Even some of their legacy theaters use these 2k projectors in lieu of film ones, causing more quality problems:

“It’s the same resolution no matter how large the screen is. At our local IMAX theatre, a former 70mm location with a 72-foot wide screen that converted to digital, the difference is all too obvious, unfortunately.”

— User yakamovich on r/movies

They use two of them to make the image brighter, but they still have another major problem:

3. Gray lines surrounding every pixel

This is known as the “Screen-door effect,” because the image projected shows the fine lines between pixels — like looking through a screen door.

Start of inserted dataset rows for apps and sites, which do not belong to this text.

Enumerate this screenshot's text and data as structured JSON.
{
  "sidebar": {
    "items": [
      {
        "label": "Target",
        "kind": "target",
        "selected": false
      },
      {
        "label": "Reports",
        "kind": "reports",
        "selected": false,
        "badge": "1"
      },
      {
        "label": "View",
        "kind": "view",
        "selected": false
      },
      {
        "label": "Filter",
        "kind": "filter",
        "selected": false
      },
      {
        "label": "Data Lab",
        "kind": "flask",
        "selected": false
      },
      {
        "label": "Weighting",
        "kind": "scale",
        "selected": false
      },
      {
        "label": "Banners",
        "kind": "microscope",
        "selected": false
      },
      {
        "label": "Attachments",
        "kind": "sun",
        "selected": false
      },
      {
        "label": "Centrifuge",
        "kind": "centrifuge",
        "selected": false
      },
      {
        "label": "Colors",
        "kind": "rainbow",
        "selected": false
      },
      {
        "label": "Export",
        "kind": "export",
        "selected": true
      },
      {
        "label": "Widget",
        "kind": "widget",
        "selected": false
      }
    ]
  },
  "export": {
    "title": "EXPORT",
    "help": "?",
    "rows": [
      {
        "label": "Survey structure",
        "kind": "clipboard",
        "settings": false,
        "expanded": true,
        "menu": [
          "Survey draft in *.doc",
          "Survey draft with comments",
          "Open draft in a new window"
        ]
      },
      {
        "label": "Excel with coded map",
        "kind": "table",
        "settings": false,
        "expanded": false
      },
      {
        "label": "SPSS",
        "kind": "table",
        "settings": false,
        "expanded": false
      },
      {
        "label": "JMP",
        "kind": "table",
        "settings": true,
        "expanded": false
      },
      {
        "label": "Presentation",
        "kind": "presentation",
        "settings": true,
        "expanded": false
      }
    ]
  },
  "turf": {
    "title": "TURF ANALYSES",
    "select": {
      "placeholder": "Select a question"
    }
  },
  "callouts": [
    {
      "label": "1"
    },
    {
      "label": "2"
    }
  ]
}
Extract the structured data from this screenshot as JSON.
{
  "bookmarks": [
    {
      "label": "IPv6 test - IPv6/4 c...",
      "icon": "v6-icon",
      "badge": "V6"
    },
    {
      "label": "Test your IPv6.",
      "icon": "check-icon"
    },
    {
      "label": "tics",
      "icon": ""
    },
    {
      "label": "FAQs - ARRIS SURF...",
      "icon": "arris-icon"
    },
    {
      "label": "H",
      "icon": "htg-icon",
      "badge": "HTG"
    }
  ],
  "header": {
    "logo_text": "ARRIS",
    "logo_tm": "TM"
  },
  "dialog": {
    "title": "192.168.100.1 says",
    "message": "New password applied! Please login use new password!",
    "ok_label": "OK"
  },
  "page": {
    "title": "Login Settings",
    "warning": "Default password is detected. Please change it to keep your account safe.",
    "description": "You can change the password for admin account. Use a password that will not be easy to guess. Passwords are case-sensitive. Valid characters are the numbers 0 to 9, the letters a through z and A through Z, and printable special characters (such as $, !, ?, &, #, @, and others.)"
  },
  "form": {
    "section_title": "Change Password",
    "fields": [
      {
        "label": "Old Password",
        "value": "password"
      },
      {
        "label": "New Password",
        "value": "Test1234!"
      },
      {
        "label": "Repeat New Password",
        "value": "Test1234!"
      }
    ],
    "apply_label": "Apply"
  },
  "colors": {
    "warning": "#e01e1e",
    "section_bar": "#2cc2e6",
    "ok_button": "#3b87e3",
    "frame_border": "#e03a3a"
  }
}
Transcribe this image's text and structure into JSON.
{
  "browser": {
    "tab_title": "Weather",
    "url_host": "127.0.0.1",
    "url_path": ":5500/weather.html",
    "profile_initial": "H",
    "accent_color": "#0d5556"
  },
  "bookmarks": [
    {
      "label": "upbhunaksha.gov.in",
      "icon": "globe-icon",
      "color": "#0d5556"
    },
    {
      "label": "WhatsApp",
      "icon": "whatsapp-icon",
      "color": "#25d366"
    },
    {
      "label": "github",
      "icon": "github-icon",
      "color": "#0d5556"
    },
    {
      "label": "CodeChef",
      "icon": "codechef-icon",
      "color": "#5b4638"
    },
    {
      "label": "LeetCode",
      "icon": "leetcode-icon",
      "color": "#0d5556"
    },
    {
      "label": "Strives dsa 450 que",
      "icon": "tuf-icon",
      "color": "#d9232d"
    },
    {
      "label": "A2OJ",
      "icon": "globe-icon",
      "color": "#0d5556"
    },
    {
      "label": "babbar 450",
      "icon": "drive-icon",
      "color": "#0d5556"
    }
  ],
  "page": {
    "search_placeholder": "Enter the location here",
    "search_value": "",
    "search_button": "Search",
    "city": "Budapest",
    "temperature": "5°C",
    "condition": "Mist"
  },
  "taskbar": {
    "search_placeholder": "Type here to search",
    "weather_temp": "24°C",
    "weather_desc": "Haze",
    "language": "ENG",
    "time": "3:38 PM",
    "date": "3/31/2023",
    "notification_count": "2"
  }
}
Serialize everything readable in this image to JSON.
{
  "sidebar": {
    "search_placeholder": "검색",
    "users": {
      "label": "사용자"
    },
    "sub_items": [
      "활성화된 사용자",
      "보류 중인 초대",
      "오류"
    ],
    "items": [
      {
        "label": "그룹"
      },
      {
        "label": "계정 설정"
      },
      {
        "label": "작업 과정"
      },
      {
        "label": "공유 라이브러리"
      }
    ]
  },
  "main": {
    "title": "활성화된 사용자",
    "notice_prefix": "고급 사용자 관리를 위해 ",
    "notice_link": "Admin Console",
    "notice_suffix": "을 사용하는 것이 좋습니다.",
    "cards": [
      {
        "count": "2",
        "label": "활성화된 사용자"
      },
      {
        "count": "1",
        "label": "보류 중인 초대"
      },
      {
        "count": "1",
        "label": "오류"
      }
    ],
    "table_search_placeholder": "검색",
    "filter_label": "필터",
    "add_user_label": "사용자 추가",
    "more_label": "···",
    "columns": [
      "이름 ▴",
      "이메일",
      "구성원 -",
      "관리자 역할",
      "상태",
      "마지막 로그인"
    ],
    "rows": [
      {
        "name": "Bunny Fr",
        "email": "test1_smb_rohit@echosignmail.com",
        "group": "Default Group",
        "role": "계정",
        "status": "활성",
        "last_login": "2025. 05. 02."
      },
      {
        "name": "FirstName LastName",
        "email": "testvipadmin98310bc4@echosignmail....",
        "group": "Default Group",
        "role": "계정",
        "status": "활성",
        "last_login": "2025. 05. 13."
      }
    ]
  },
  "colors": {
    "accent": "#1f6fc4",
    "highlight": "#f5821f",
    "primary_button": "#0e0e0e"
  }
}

It’s particularly noticeable in the brighter areas of the projected image.


I’m fond of this description of the experience:

“IMAX — real IMAX — presents reality. Not reality as seen through a screen door.”

LF Examiner

4. A cropped image

LieMAX screens are more rectangular, like a “regular” movie screen, ditching the more square-like aspect ratio of IMAX. Any footage that was filmed in IMAX is therefore cropped, removing ~40% of the image.


5.Decreased sound quality compared to IMAX

Although the sound is improved over a standard theater’s, it no longer has the uncompressed sound from a true IMAX cinema.

And yet…

Both experiences are simply called “IMAX.” To make matters worse, they’re also the same price.

In fact, the cost to attend the LieMAX theater at my local mall is $18.50 (plus $2 if you use Fandango). The real IMAX theater that’s two hours away? $16.99.

Wrapping Up

To be clear, I have no problem with IMAX Corp. opening mini-IMAXes in malls. If I were running the company I’d do the same thing. Just look at the effect its had on the stock price:


But I do have a problem with them not clearly advertising the difference, not maintaining a certain level of quality on these smaller screens, and then expecting customers to pay the same premium (or even more) for the lesser experience. It’s misleading.

Is it foolish for Bose to have $99 earbuds even though they’re known for $300 over-the-ears? No, it’s intelligent. But these products are labeled and priced accordingly.

I’m a film fan. I love going to movies. I’m IMAX’s key demographic. If they were just honest about what they are presenting, had at least a 4k projector (or ideally celluloid film), and charged me a reasonable increase on the ticket price, I’d go there every single time.

But they don’t.

And so I drove two hours to go to their real IMAX theater, once. Every other time I go to the movies, they don’t see a penny from me. Everyone loses.


  • Christopher Nolan appreciates the difference between viewing formats. His team has made a page to let you know where you can see Interstellar in IMAX 70mm. Since Interstellar is no longer in theaters, that site has unfortunately been taken down.
  • Worth checking out: For the Love of Film – Interstellar IMAX Featurette